For me, working on a play is an all consuming experience that requires all of my body, heart and mind. I live for those moments. It reminds me that I’m not just alive, but I’m living. I kind of don’t have a social life when I’m doing a play. I’m usually on a super clean diet and very solitary. It may sound bonkers to some, but it’s absolute bliss to me.
Working on a TV show is usually a little easier, but my first major TV show is one that’s basically a big budget Broadway play every episode. And I lived. On a normal show, you get multiple takes to do a scene and get your coverage and it’s very chopped up. But on ‘The Marvelous Mrs. Maisel’, a lot of our shots were ‘one shots’ and it’s basically pages and pages of a scene with a ton of actors that’s shot in a single take with very intricate and precise camera movement. Shoutout to our amazing camera crew led by Jim McConkey. There’s really no space to forget your blocking or flub a line or else we all have to start back at the beginning. That kind of process mimics what happens in a play, minus the chance to redo it if something goes wrong.
Would you love to return to theater or are you now fully set on working in TV and film?
I’m happiest when I’m acting. It doesn’t matter if I’m on a Broadway stage or on a television or movie set. As long as I’m getting paid to create a world and tell a story, I’m there.
Alfie, tell us more about your other upcoming projects that we will be able to see you in.

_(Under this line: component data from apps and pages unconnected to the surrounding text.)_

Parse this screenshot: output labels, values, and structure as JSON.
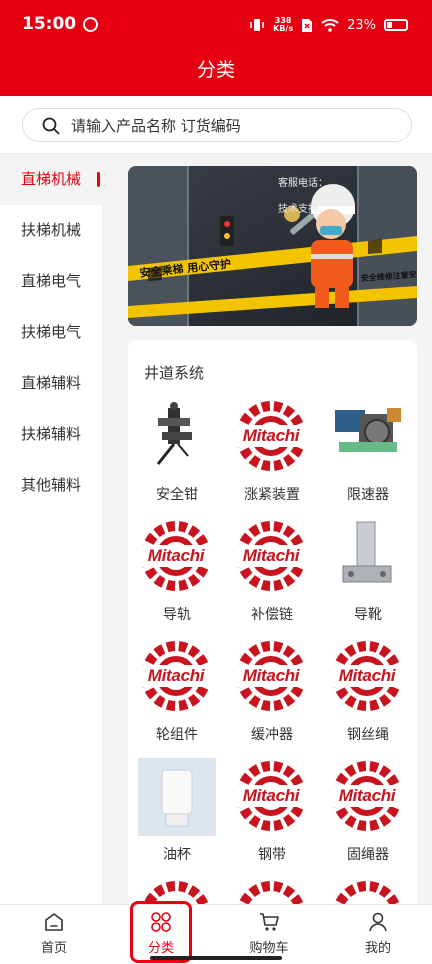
{
  "status": {
    "time": "15:00",
    "net_value": "338",
    "net_unit": "KB/s",
    "battery": "23%"
  },
  "header": {
    "title": "分类"
  },
  "search": {
    "placeholder": "请输入产品名称 订货编码"
  },
  "sidebar": {
    "items": [
      {
        "label": "直梯机械",
        "active": true
      },
      {
        "label": "扶梯机械"
      },
      {
        "label": "直梯电气"
      },
      {
        "label": "扶梯电气"
      },
      {
        "label": "直梯辅料"
      },
      {
        "label": "扶梯辅料"
      },
      {
        "label": "其他辅料"
      }
    ]
  },
  "banner": {
    "tape_text": "安全乘梯 用心守护",
    "tape_text_2": "安全维修注意安全",
    "phone_line_1": "客服电话：",
    "phone_line_2": "技术支持："
  },
  "section": {
    "title": "井道系统",
    "items": [
      {
        "label": "安全钳",
        "image": "safety-gear-photo"
      },
      {
        "label": "涨紧装置",
        "image": "mitachi-logo"
      },
      {
        "label": "限速器",
        "image": "speed-governor-photo"
      },
      {
        "label": "导轨",
        "image": "mitachi-logo"
      },
      {
        "label": "补偿链",
        "image": "mitachi-logo"
      },
      {
        "label": "导靴",
        "image": "guide-shoe-photo"
      },
      {
        "label": "轮组件",
        "image": "mitachi-logo"
      },
      {
        "label": "缓冲器",
        "image": "mitachi-logo"
      },
      {
        "label": "钢丝绳",
        "image": "mitachi-logo"
      },
      {
        "label": "油杯",
        "image": "oil-cup-photo"
      },
      {
        "label": "钢带",
        "image": "mitachi-logo"
      },
      {
        "label": "固绳器",
        "image": "mitachi-logo"
      }
    ],
    "logo_text": "Mitachi"
  },
  "tabs": [
    {
      "label": "首页",
      "icon": "home-icon"
    },
    {
      "label": "分类",
      "icon": "category-icon",
      "active": true
    },
    {
      "label": "购物车",
      "icon": "cart-icon"
    },
    {
      "label": "我的",
      "icon": "user-icon"
    }
  ],
  "colors": {
    "brand": "#e60012",
    "logo_red": "#c8141e"
  }
}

Once the writer’s strike have been resolved, we start shooting the first season of ‘Deli Boys’.
photography FRANCIS HILLS